In both stories, I enjoyed that it is obviously a cold war type society, but it is never stated that they work for the U.S. government, or that they are working against the soviets. The only speak of Our Side and Their Side, or Us and Them, capitalized. It is likely even that this is set several years in the future with many advanced technologies. In 1966 the cold war had only really just begun but the book states that Benes had been a scientist for The Other Side for several decades (however in this technologically advanced time they still use overhead projectors and flip sheets)

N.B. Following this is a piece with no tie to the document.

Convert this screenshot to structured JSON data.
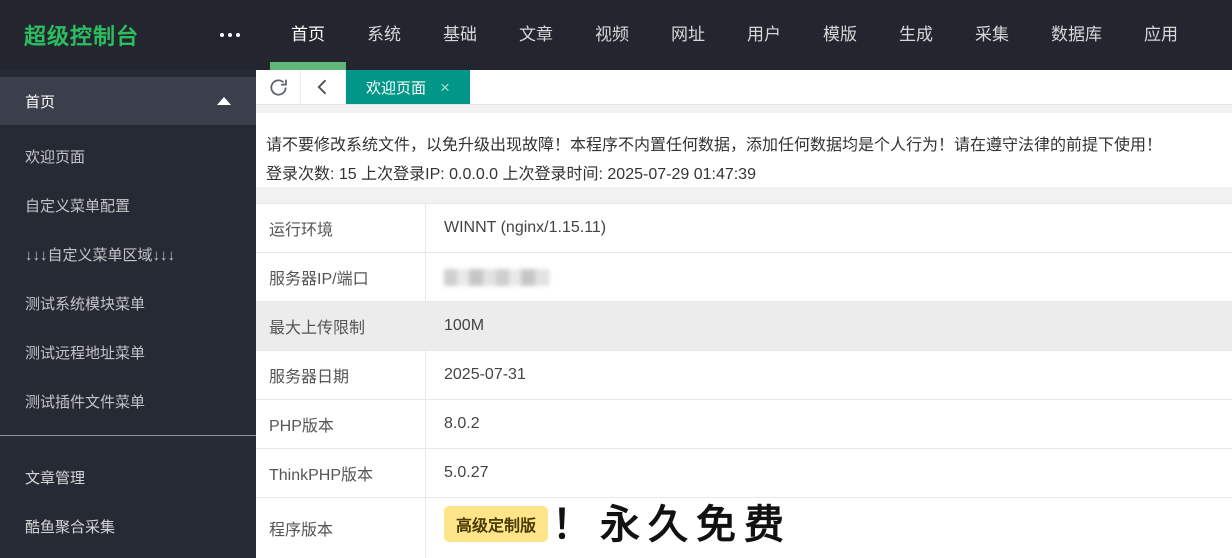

The movie was entertaining and captivated my attention, but I much preferred the book. It may have been that more depth is attainable, it may have been Asimov’s brilliant writing. I did feel there was a lot of description, which I usually don’t appreciate, but Asimov has a way of making it pull you in and you don’t realize until you’ve finished. Solid points for the movie are how it made the inside of the human body look. Despite being filmed in the 60s, the film does a great job of portraying what it would be like to take a submarine ride through the blood system. Watching this film mad me wish I had been around to see it in the theatres, that is not a feat many films of the time are able to accomplish. The film won Academy Awards for Special Effects and Art Direction.
Despite being released several months before the film, the book is actually a novelization of the screenplay that Harry Kleiner wrote for the film, based off of Otto Clemens and Jerome Bixby’s story. However, according to Wikipedia, Asimov was able to take some liberties on the story to make it more scientifically possible.

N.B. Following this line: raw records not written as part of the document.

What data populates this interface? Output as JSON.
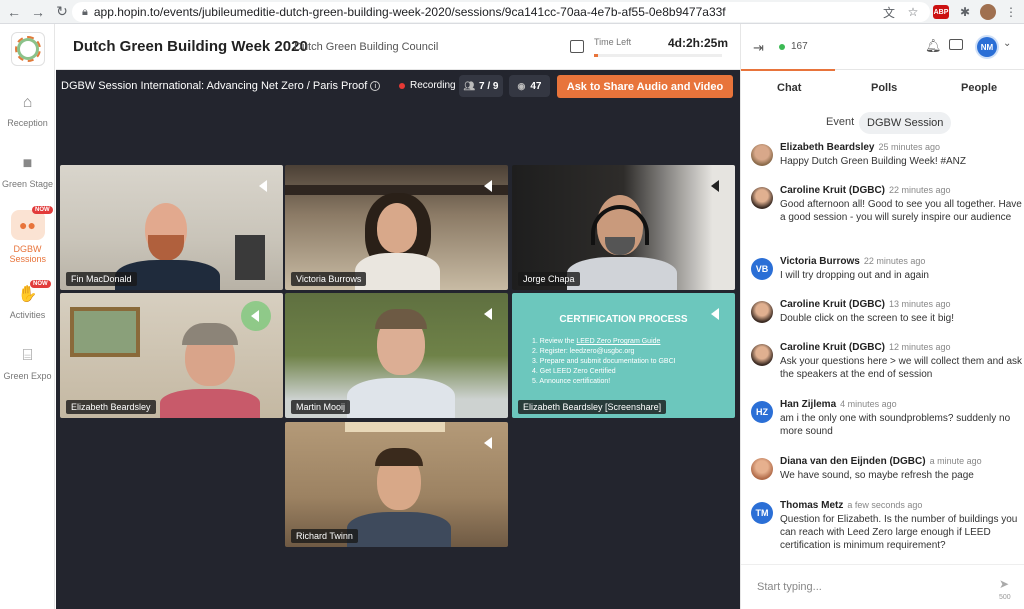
{
  "browser": {
    "url": "app.hopin.to/events/jubileumeditie-dutch-green-building-week-2020/sessions/9ca141cc-70aa-4e7b-af55-0e8b9477a33f",
    "abp_label": "ABP"
  },
  "sidebar": {
    "items": [
      {
        "label": "Reception",
        "icon": "home-icon"
      },
      {
        "label": "Green Stage",
        "icon": "video-icon"
      },
      {
        "label": "DGBW Sessions",
        "icon": "sessions-icon",
        "badge": "NOW"
      },
      {
        "label": "Activities",
        "icon": "activities-icon",
        "badge": "NOW"
      },
      {
        "label": "Green Expo",
        "icon": "expo-icon"
      }
    ]
  },
  "header": {
    "event_title": "Dutch Green Building Week 2020",
    "organizer": "Dutch Green Building Council",
    "time_left_label": "Time Left",
    "time_left_value": "4d:2h:25m",
    "time_progress": 0.03
  },
  "stage": {
    "session_title": "DGBW Session International: Advancing Net Zero / Paris Proof",
    "recording_label": "Recording",
    "speakers_count": "7 / 9",
    "viewers_count": "47",
    "share_button": "Ask to Share Audio and Video",
    "tiles": [
      {
        "name": "Fin MacDonald"
      },
      {
        "name": "Victoria Burrows"
      },
      {
        "name": "Jorge Chapa"
      },
      {
        "name": "Elizabeth Beardsley"
      },
      {
        "name": "Martin Mooij"
      },
      {
        "name": "Elizabeth Beardsley [Screenshare]"
      },
      {
        "name": "Richard Twinn"
      }
    ],
    "screenshare": {
      "title": "CERTIFICATION PROCESS",
      "steps": [
        {
          "n": "1.",
          "pre": "Review the ",
          "link": "LEED Zero Program Guide"
        },
        {
          "n": "2.",
          "pre": "Register: leedzero@usgbc.org",
          "link": ""
        },
        {
          "n": "3.",
          "pre": "Prepare and submit documentation to GBCI",
          "link": ""
        },
        {
          "n": "4.",
          "pre": "Get LEED Zero Certified",
          "link": ""
        },
        {
          "n": "5.",
          "pre": "Announce certification!",
          "link": ""
        }
      ]
    }
  },
  "panel": {
    "online_count": "167",
    "avatar_initials": "NM",
    "tabs": [
      "Chat",
      "Polls",
      "People"
    ],
    "subtabs": [
      "Event",
      "DGBW Session"
    ],
    "messages": [
      {
        "name": "Elizabeth Beardsley",
        "time": "25 minutes ago",
        "text": "Happy Dutch Green Building Week! #ANZ",
        "initials": ""
      },
      {
        "name": "Caroline Kruit (DGBC)",
        "time": "22 minutes ago",
        "text": "Good afternoon all! Good to see you all together. Have a good session - you will surely inspire our audience",
        "initials": ""
      },
      {
        "name": "Victoria Burrows",
        "time": "22 minutes ago",
        "text": "I will try dropping out and in again",
        "initials": "VB"
      },
      {
        "name": "Caroline Kruit (DGBC)",
        "time": "13 minutes ago",
        "text": "Double click on the screen to see it big!",
        "initials": ""
      },
      {
        "name": "Caroline Kruit (DGBC)",
        "time": "12 minutes ago",
        "text": "Ask your questions here > we will collect them and ask the speakers at the end of session",
        "initials": ""
      },
      {
        "name": "Han Zijlema",
        "time": "4 minutes ago",
        "text": "am i the only one with soundproblems? suddenly no more sound",
        "initials": "HZ"
      },
      {
        "name": "Diana van den Eijnden (DGBC)",
        "time": "a minute ago",
        "text": "We have sound, so maybe refresh the page",
        "initials": ""
      },
      {
        "name": "Thomas Metz",
        "time": "a few seconds ago",
        "text": "Question for Elizabeth. Is the number of buildings you can reach with Leed Zero large enough if LEED certification is minimum requirement?",
        "initials": "TM"
      }
    ],
    "input_placeholder": "Start typing...",
    "char_limit": "500"
  }
}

Fantastic Voyage was developed into a cartoon series in 1968 that lasted for 17 episodes. In 1987 another book was written by Asimov called Fantastic Voyage II: Destination Brain that is unrelated to the original story. Kevin J. Anderson wrote a book called Fantastic Voyage: Microcosm that takes the crew of the Proteus through the body of an alien. Reading this story brought to mind 2 other stories with similar concepts. The first: the 93rd issue of Avengers (1971) where Ant Man shrinks down to microscopic level to go inside and fix the android known as the Vision (If you don’t know who they are, you will meet them both this year in the films Ant Man and The Avengers: Age of Ultron respectively). The second: the 3rd episode of Magic School Bus (1994) where Ralphie gets sick and the class goes on a field trip inside of him.

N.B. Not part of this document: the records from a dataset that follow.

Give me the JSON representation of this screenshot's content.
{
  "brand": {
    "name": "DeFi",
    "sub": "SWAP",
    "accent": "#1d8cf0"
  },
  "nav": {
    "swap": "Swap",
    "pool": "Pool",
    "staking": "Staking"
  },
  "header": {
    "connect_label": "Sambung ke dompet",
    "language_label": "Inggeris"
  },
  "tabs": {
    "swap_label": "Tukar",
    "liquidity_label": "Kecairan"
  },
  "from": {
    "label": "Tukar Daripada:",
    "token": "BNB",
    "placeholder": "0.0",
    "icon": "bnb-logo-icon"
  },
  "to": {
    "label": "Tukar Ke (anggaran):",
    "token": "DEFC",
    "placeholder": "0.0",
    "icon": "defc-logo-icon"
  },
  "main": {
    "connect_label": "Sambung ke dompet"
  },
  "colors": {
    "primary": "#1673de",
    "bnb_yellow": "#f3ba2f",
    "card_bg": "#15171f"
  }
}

One last thing to say. In one scene in the book Grant enters a room for briefing and starts eating from a plate of sandwiches. He gets through two before noticing that no one else is eating and everyone is staring at him. I have recently had my wisdom teeth out (which is why I have had time for more posts than I normally will) and have only been eating liquidy foods. This made me want sandwiches so badly for 2 days. I tried to eat a sandwich a few hours ago. It was not worth the pain. I no longer crave sandwiches.
I’ll be back with Star Trek and a few comic firsts this week. Thanks for reading. See you in the future!